project

Ground passage in the adaptation of surface-water water companies due to population aging and climate change

Expert(s):
Niels Hartog PhD, Roberta Hofman PhD MSc, Edu Dorland PhD

  • Start date
    01 Jan 2015
  • End date
    01 Apr 2016
  • collaborating partners
    WML, Evides, Vitens, Dunea en PWN

According to predictions based on anticipated population aging and climate change, the concentrations of pharmaceuticals in surface water will significantly increase in the years ahead. Because of protracted low river flows, particularly in the Meuse, and increased pharmaceutical use related to aging, water quality in these drinking water sources will drop radically, particularly in the summer and autumn (at the lowest flow levels). In addition, many of the existing drinking water treatment systems were not designed with a view to removing pharmaceuticals and their transformation products. In the case of artificial recharge and river-bank filtration, the ground passage contributes considerably to improving the quality of raw water, including in reference to pharmaceuticals.

This project’s objective is to determine the extent to which current treatment of surface water (ground passage and post-treatment) will suffice in the future, given the expected deterioration of raw water quality associated with population aging and climate change. It should result in recommendations concerning the extent to which improvements in the organisation and operational management of ground passage systems can contribute to improved raw water quality.

Research into ground passage systems

The researchers develop and test a work method whereby the reduction in pharmaceutical concentrations, through dilution, sorption and breakdown, can be separately assessed in all the ground passage systems considered. They then inventorize, compare and identify differences and similarities among the different ground passage systems. Based on the resulting knowledge, different development scenarios of surface water quality will be considered. These scenarios will be incorporated into the currently ongoing BTO project: ‘Improving water quality prognosis at intake points’.

Extensive methods or adjustments are elaborated with a view to enhancing the quality improvements produced through ground passage systems. An evaluation framework will be developed to enable an assessment of the added value of (enhanced) quality improvement through ground passage, compared to the extent to which the quality improvement can be achieved by extending the raw water treatment process.

Symposium on improvements in ground passage systems

Besides an overview of extensive methods of adjustments for quality improvements through ground passage and an evaluation framework, this project will also result in a symposium where the outcomes will be presented.

Remaining fractions of pharmaceuticals based on the average concentrations at different sampling locations, plotted against each other. Fractions are standardised on the average concentrations in the intake water from the Lateraalkanal (LK). The lines indicate the extent to which the remaining fraction for specific pharmaceuticals (shown with number) has, from one process step to another, decreased (<100%), increased (>100%) or remained the same (1:1), if the detection limit has already been reached.

Remaining fractions of pharmaceuticals based on the average concentrations at different sampling locations, plotted against each other.

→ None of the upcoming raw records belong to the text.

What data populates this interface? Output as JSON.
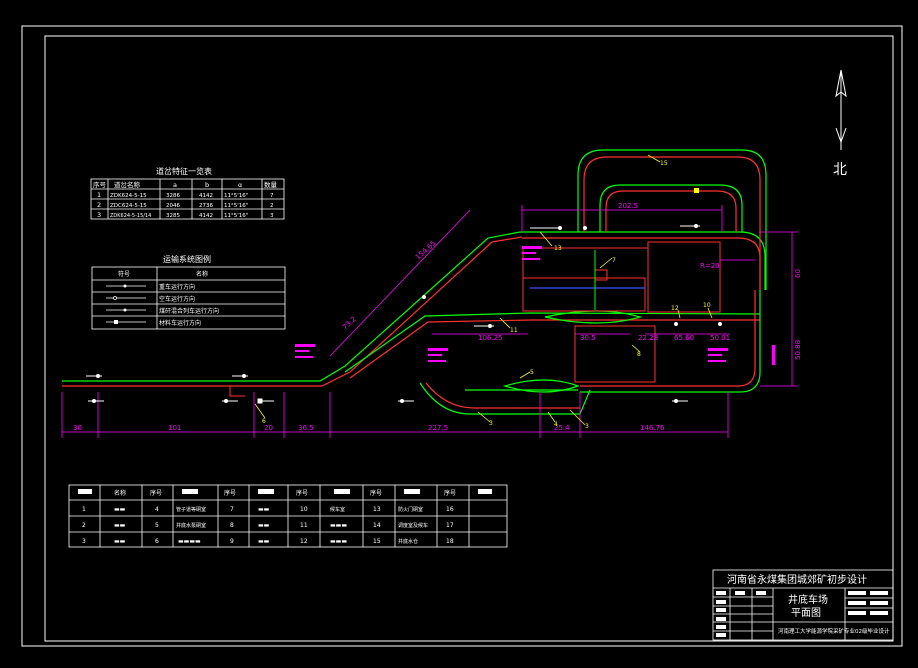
{
  "title_block": {
    "company": "河南省永煤集团城郊矿初步设计",
    "drawing_name_1": "井底车场",
    "drawing_name_2": "平面图",
    "school": "河南理工大学能源学院采矿专业02级毕业设计"
  },
  "turnout_table": {
    "title": "道岔特征一览表",
    "headers": [
      "序号",
      "道岔名称",
      "a",
      "b",
      "α",
      "数量"
    ],
    "rows": [
      [
        "1",
        "ZDK624-5-15",
        "3286",
        "4142",
        "11°5'16\"",
        "7"
      ],
      [
        "2",
        "ZDC624-5-15",
        "2046",
        "2736",
        "11°5'16\"",
        "2"
      ],
      [
        "3",
        "ZDK624-5-15/14",
        "3285",
        "4142",
        "11°5'16\"",
        "3"
      ]
    ]
  },
  "legend": {
    "title": "运输系统图例",
    "headers": [
      "符号",
      "名称"
    ],
    "items": [
      "重车运行方向",
      "空车运行方向",
      "煤矸混合列车运行方向",
      "材料车运行方向"
    ]
  },
  "chamber_table": {
    "row1": [
      "名称",
      "序号",
      "序号",
      "序号",
      "序号"
    ],
    "items": [
      {
        "n": "1",
        "name": "▬▬"
      },
      {
        "n": "2",
        "name": "▬▬"
      },
      {
        "n": "3",
        "name": "▬▬"
      },
      {
        "n": "4",
        "name": "管子道等硐室"
      },
      {
        "n": "5",
        "name": "井底水泵硐室"
      },
      {
        "n": "6",
        "name": "▬▬▬▬"
      },
      {
        "n": "7",
        "name": "▬▬"
      },
      {
        "n": "8",
        "name": "▬▬"
      },
      {
        "n": "9",
        "name": "▬▬"
      },
      {
        "n": "10",
        "name": "候车室"
      },
      {
        "n": "11",
        "name": "▬▬▬"
      },
      {
        "n": "12",
        "name": "▬▬▬"
      },
      {
        "n": "13",
        "name": "防火门硐室"
      },
      {
        "n": "14",
        "name": "调度室及候车"
      },
      {
        "n": "15",
        "name": "井底水仓"
      },
      {
        "n": "16",
        "name": ""
      },
      {
        "n": "17",
        "name": ""
      },
      {
        "n": "18",
        "name": ""
      }
    ]
  },
  "dimensions": {
    "d1": "30",
    "d2": "101",
    "d3": "20",
    "d4": "36.5",
    "d5": "227.5",
    "d6": "25.4",
    "d7": "146.76",
    "d8": "202.5",
    "d9": "154.65",
    "d10": "73.2",
    "d11": "60",
    "d12": "R=20",
    "d13": "50.88",
    "d14": "50.01",
    "d15": "106.25",
    "d16": "22.28",
    "d17": "65.60",
    "d18": "30.5"
  },
  "labels": {
    "north": "北"
  },
  "colors": {
    "frame": "#ffffff",
    "track_green": "#00ff00",
    "track_red": "#ff3030",
    "dimension": "#ff00ff",
    "leader": "#ffff00",
    "blue": "#3355ff"
  }
}
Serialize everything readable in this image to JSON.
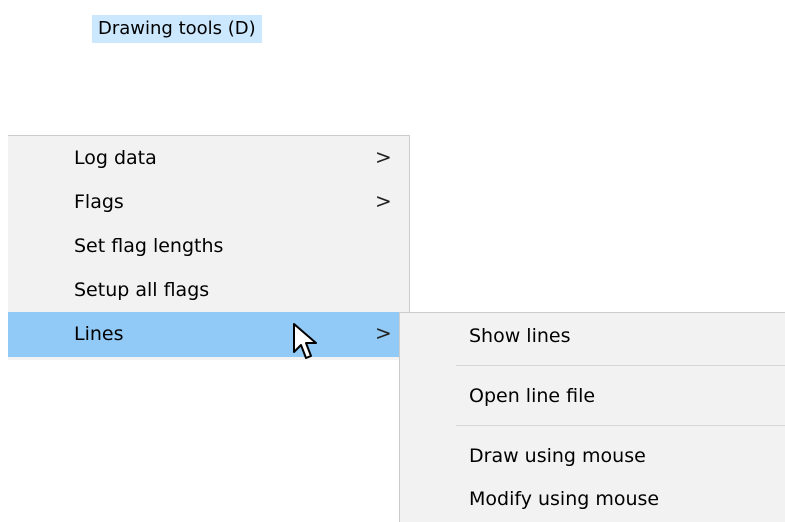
{
  "title": "Drawing tools (D)",
  "main_menu": {
    "items": [
      {
        "label": "Log data",
        "has_submenu": true,
        "arrow": ">"
      },
      {
        "label": "Flags",
        "has_submenu": true,
        "arrow": ">"
      },
      {
        "label": "Set flag lengths",
        "has_submenu": false
      },
      {
        "label": "Setup all flags",
        "has_submenu": false
      },
      {
        "label": "Lines",
        "has_submenu": true,
        "arrow": ">",
        "active": true
      }
    ]
  },
  "submenu": {
    "items": [
      {
        "label": "Show lines"
      },
      {
        "label": "Open line file"
      },
      {
        "label": "Draw using mouse"
      },
      {
        "label": "Modify using mouse"
      }
    ]
  },
  "colors": {
    "title_highlight": "#cce8ff",
    "menu_background": "#f2f2f2",
    "active_item": "#91c9f7",
    "separator": "#d7d7d7"
  },
  "icons": {
    "submenu_arrow": "chevron-right-icon",
    "cursor": "mouse-pointer-icon"
  }
}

Fractions are standardised on the average concentrations in the intake water from the Lateraalkanal (LK). The lines indicate the extent to which the remaining fraction for specific pharmaceuticals (shown with number) has, from one process step to another, decreased (<100%), increased (>100%) or remained the same (1:1), if the detection limit has already been reached.